Members of a wealthy family start getting threatening letters, and it's not long before the threats turn into reality and family members start getting bumped off. The family lawyer is a ... See full summary »
Richard Carewe has raised his deceased friend's son from childhood with the help of his housekeeper and her beautiful daughter, Phyllis. He arranges a marriage between Phyllis and the boy, but the rascal impulsively marries a notorious nightclub singer, "the Firefly", instead. The femme fatale dumps the boy when she discovers he has no money, but by then Phyllis realizes she is in love with Richard, not his foolish ward. Written by
In the late 1920's and early 1930's, several films, instead of crediting their directors as such, listed the director's name as "A [blank] Production" on the same card as the main title credit. This film is one such; though the title card lists it as "A 'William Seiter' Production" Seiter's actual function was director, not producer. See more »
Thanks... you have a couple of dangerous curves yourself.
See more »
Whatever truth about youth is revealed or explored herein is elusive. Youth is foolish, cunning, wise? We are left wondering. Worth seeing because of the cast (Loretta Young at 17, Myrna Loy in her exotic-vamp stage, silent-era relic Conway Tearle, pretty but awkward David Manners). The first minutes of dense and clumsy exposition play like the synopsis of a Victorian novel, which is pretty close to the actual origin of this story (it was a play in London in 1901 starring, among others, Constance Collier in the Loy role). I had to rewind to get a clear sense of the relationships.

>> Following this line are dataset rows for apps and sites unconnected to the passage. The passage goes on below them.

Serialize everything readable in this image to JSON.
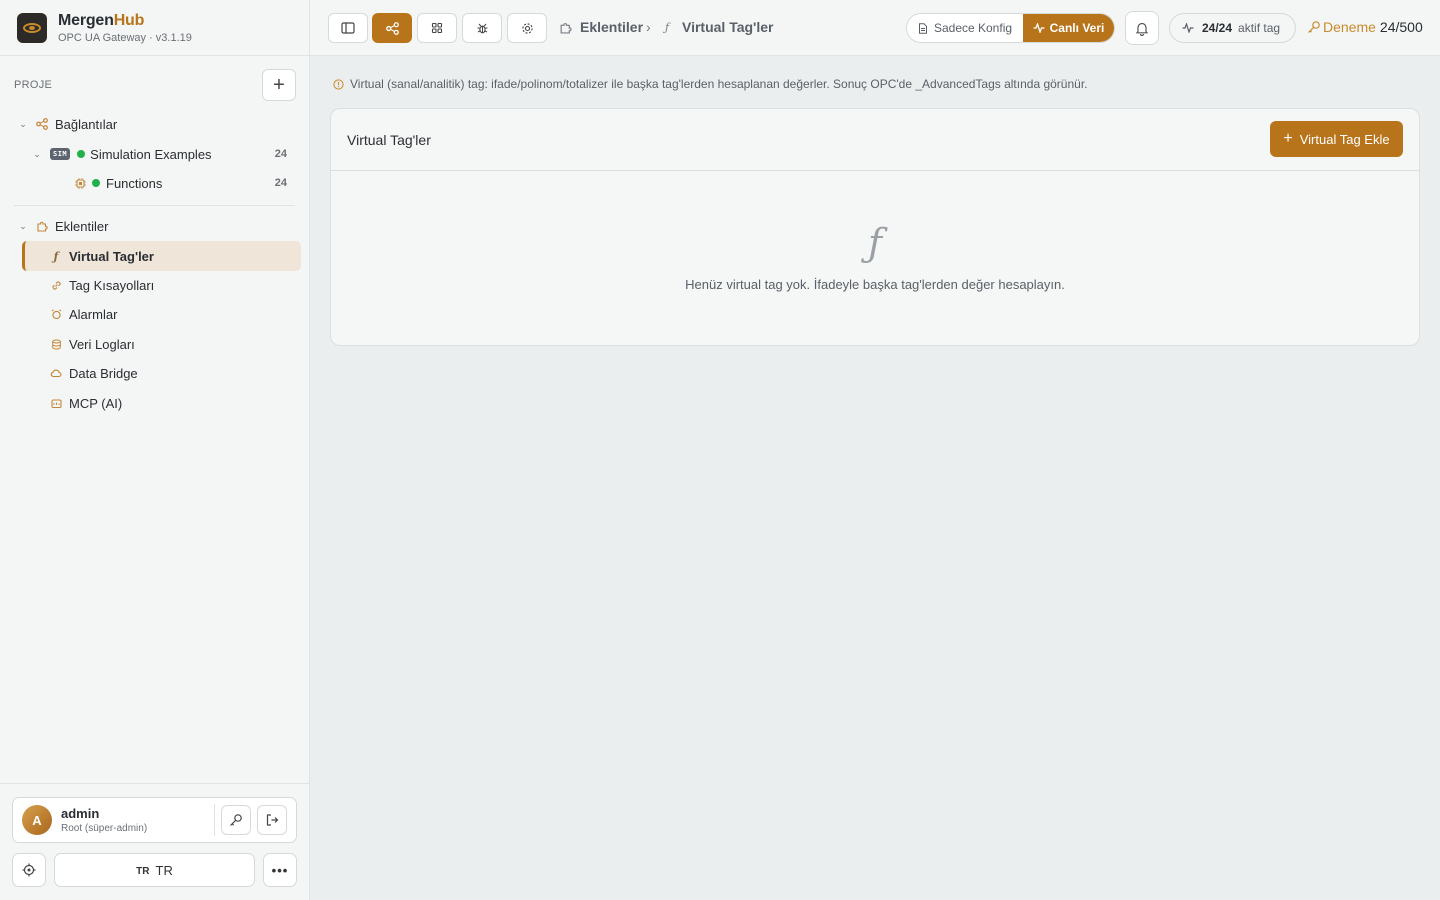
{
  "brand": {
    "name_main": "Mergen",
    "name_accent": "Hub",
    "subtitle": "OPC UA Gateway · v3.1.19"
  },
  "sidebar": {
    "project_label": "PROJE",
    "add_symbol": "+",
    "connections": {
      "label": "Bağlantılar"
    },
    "sim": {
      "badge": "SIM",
      "label": "Simulation Examples",
      "count": "24"
    },
    "functions": {
      "label": "Functions",
      "count": "24"
    },
    "plugins": {
      "label": "Eklentiler"
    },
    "items": [
      {
        "label": "Virtual Tag'ler",
        "icon": "function-icon"
      },
      {
        "label": "Tag Kısayolları",
        "icon": "link-icon"
      },
      {
        "label": "Alarmlar",
        "icon": "alarm-icon"
      },
      {
        "label": "Veri Logları",
        "icon": "database-icon"
      },
      {
        "label": "Data Bridge",
        "icon": "cloud-icon"
      },
      {
        "label": "MCP (AI)",
        "icon": "ai-icon"
      }
    ]
  },
  "user": {
    "initial": "A",
    "name": "admin",
    "role": "Root (süper-admin)"
  },
  "language": {
    "flag": "TR",
    "label": "TR"
  },
  "topbar": {
    "breadcrumb": {
      "parent": "Eklentiler",
      "separator": "›",
      "current": "Virtual Tag'ler"
    },
    "mode": {
      "config": "Sadece Konfig",
      "live": "Canlı Veri"
    },
    "tags": {
      "value": "24/24",
      "suffix": "aktif tag"
    },
    "trial": {
      "label": "Deneme",
      "value": "24/500"
    }
  },
  "main": {
    "info": "Virtual (sanal/analitik) tag: ifade/polinom/totalizer ile başka tag'lerden hesaplanan değerler. Sonuç OPC'de _AdvancedTags altında görünür.",
    "panel_title": "Virtual Tag'ler",
    "add_button": "Virtual Tag Ekle",
    "empty_text": "Henüz virtual tag yok. İfadeyle başka tag'lerden değer hesaplayın."
  },
  "colors": {
    "accent": "#b8741a",
    "online": "#22b04b"
  }
}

It doesn't help that during all this verbiage Young is wearing a gown with a downright bizarre decoration directly on the crotch which seems to shout "Pre- Code Costume! Don't listen - look!"
The conflict begins when David Manners, pledged to marry Young, falls instead for nightclub performer Loy whose exotic, cynical, gold-digger comes as refreshing counterpoint to Young's homespun housekeeper's daughter. Loy lip syncs a couple of forgettable songs and dances passably & briefly, looking gorgeous at all times. Melodies of two better songs of the day, "Get Happy" and "Miss Wonderful," are played during nightclub scenes.
Young's line readings are smooth and natural, especially considering her age at the time. But they are, in fact, rattled off too smoothly to register the subtleties of thought that her character is experiencing, so that when she reaches certain conclusions late in the story, they seem arbitrary. Loy's best moment is an outburst of anger while in the arms of David Manners when she finds out he isn't quite the cash cow she thought he was, but the scene collapses when she hurls a vase at him, and misses by a mile. Manners himself is slightly less wooden than usual, but only slightly. He does manage to get a drunk scene half right.
A few inter-titles illustrate a lingering habit from the silent era, while underscoring in some dramatic scenes reminds us that even in 1930 pure unadulterated soundtrack hiss was not always the case.
To those who find the ending shocking, tut-tut. Surprising, maybe.
0 of 0 people found this review helpful.
Was this review helpful to you?